By pulling back from what party leaders would have considered a treasonous act, Bolling may have preserved his ability to run with Republican backing in the future. But he must repair relationships strained by his flirtation with independence.
Bolling, who declined to be interviewed, did not endorse either candidate in his e-mail. He wished them both well in a way that could be seen as a parting jab at Cuccinelli because he names McAuliffe first.
“I think Bill is understandably hurting,” said Tom Davis, a Republican who represented Northern Virginia in Congress. “He’s waited his turn; they changed the rules on him. Who wouldn’t be upset with that?”
Bolling’s decision left some Republican business leaders in Northern Virginia deflated — and looking for another independent. Those who have objected to Cuccinelli’s focus on social issues were put off last month when he opposed the General Assembly’s $1.4 billion-a-year transportation funding bill. Bolling and McAuliffe support it.
“There’s still time for somebody else to get in,” said Gary Shapiro, president of the Arlington County-based Consumer Electronics Association. Shapiro said he will try to recruit Donald W. Upson, who served as secretary of technology under former governor James S. Gilmore III (R). Upson did not respond to a message seeking comment. Shapiro had prevailed upon Davis, who has said he is focused on his wife’s campaign for lieutenant governor.
Cuccinelli and McAuliffe released statements praising Bolling — and linking themselves to him. Cuccinelli’s referred to the “McDonnell, Bolling, Cuccinelli team.” McAuliffe, who has sought to position himself as a middle-of-the-road candidate, used the word “mainstream” four times in his three-paragraph statement to describe his views or Bolling’s.
Bolling’s threatened independent run always had doubters. A longtime party loyalist with a mild manner, he made for an unlikely rebel. Even when he started stepping out as an “independent voice,” many observers thought he was just sticking it to the party that had jilted him.
Some naysayers became believers as the public positions the former Hanover County supervisor and state senator took became increasingly daring. His first big announcement, against lifting the ban on uranium mining, put him out in front of McDonnell, who has yet to take a position; but he did so with the support of Southside Republicans. As time went on, Bolling bucked the governor’s comments about arming teachers, opposed the GOP’s Senate redistricting plan and supported expanding Medicaid.
Bolling’s critics said he was too passive, letting McDonnell run for the nomination unopposed four years ago and allowing Cuccinelli to outmaneuver him in the convention switch. Bolling hung on for a few months after that. He spent that time not plotting a convention upset, but hoping Mitt Romney would win the presidency and pick McDonnell for a Cabinet position. That would have elevated Bolling and given him the advantage of incumbency. But Romney lost.

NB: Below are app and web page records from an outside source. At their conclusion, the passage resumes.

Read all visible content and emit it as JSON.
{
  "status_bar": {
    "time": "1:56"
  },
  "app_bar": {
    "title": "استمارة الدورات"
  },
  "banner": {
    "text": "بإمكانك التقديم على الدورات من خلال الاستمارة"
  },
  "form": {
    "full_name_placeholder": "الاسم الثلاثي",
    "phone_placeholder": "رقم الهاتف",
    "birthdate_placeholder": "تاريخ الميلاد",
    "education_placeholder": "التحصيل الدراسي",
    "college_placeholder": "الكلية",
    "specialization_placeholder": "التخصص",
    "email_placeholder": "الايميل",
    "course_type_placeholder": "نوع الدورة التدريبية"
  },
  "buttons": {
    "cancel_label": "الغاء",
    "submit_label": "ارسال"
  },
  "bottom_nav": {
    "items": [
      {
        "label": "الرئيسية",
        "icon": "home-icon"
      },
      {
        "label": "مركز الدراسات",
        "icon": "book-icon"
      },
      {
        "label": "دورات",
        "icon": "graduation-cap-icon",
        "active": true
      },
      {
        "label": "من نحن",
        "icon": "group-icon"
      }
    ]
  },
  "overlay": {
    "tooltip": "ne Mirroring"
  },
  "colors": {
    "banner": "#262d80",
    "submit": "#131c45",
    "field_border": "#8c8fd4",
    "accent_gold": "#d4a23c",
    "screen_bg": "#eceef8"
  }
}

Bolling went away March 5 for a week-long vacation in the Bahamas, where he and his wife made their final decision. He was said to have been seeking donations until he boarded the plane. A strategist said the financial hurdles were just too daunting in a race that would require at least $10 million to $15 million.

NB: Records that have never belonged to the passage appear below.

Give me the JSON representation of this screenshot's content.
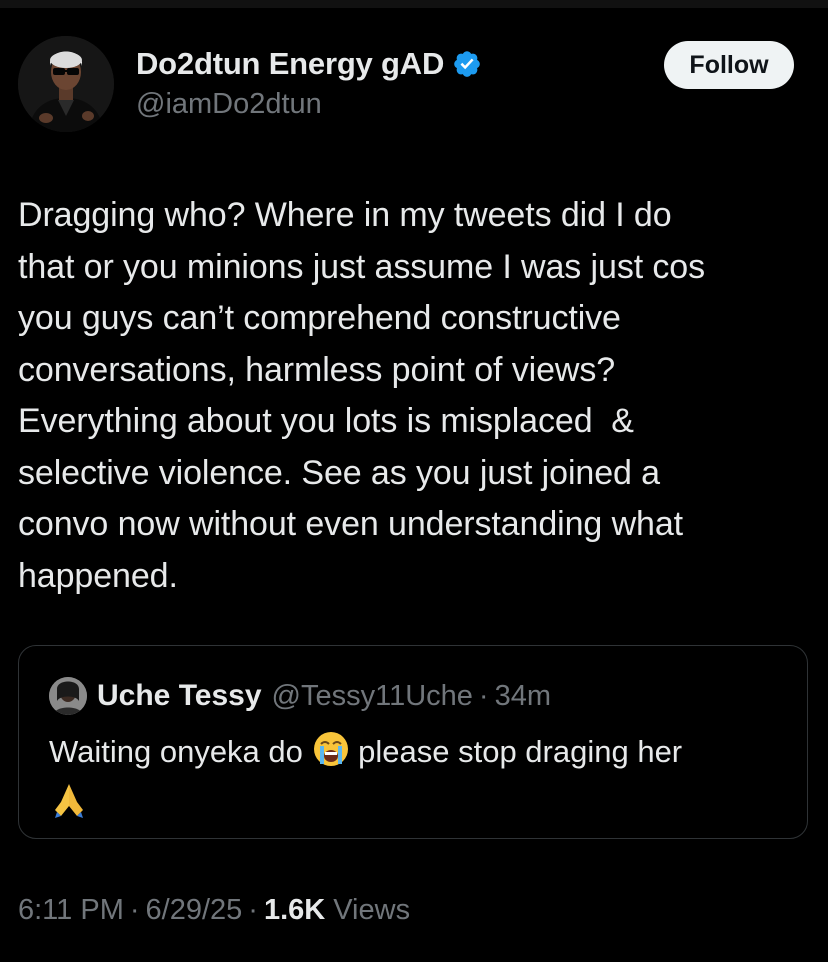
{
  "author": {
    "display_name": "Do2dtun Energy gAD",
    "handle": "@iamDo2dtun",
    "verified": true
  },
  "follow_label": "Follow",
  "tweet": {
    "lines": [
      "Dragging who? Where in my tweets did I do",
      "that or you minions just assume I was just cos",
      "you guys can’t comprehend constructive",
      "conversations, harmless point of views?",
      "Everything about you lots is misplaced  &",
      "selective violence. See as you just joined a",
      "convo now without even understanding what",
      "happened."
    ]
  },
  "quote": {
    "name": "Uche Tessy",
    "handle": "@Tessy11Uche",
    "separator": "·",
    "time": "34m",
    "text_before_emoji": "Waiting onyeka do ",
    "emoji_1": "loudly-crying-face-emoji",
    "text_after_emoji": " please stop draging her",
    "emoji_2": "folded-hands-emoji"
  },
  "meta": {
    "time": "6:11 PM",
    "date": "6/29/25",
    "views_count": "1.6K",
    "views_label": "Views",
    "separator": "·"
  },
  "colors": {
    "background": "#000000",
    "text": "#e7e9ea",
    "muted": "#71767b",
    "verified_blue": "#1d9bf0",
    "border": "#2f3336"
  }
}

“You knew where the first few million were coming from, but 3 or 5 million doesn’t get you what you need,” said the strategist, who spoke on the condition of anonymity to freely discuss internal deliberations.
Bolling’s campaign sent word of his decision late Tuesday morning, while he was on his way back from the Bahamas. That was two days before his self-imposed Thursday deadline, which he had announced last month.

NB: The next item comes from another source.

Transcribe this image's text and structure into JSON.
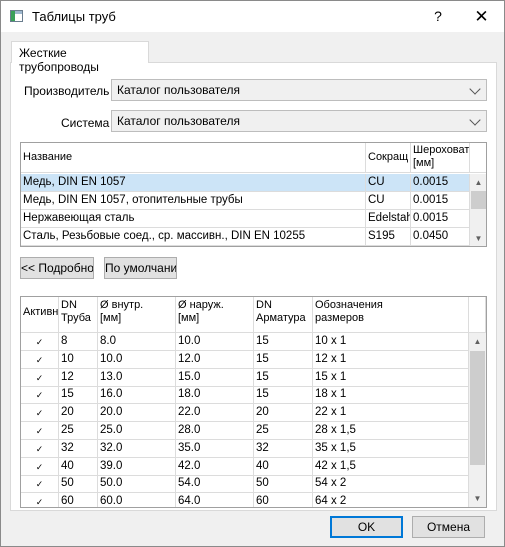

“I don’t think anybody’s been this precise in choosing the date since LeBron James did the ESPN program announcing he was going to ditch Cleveland for Miami,” said one GOP Capitol insider. “Now they canceled the show.
Ben Pershing contributed to this report.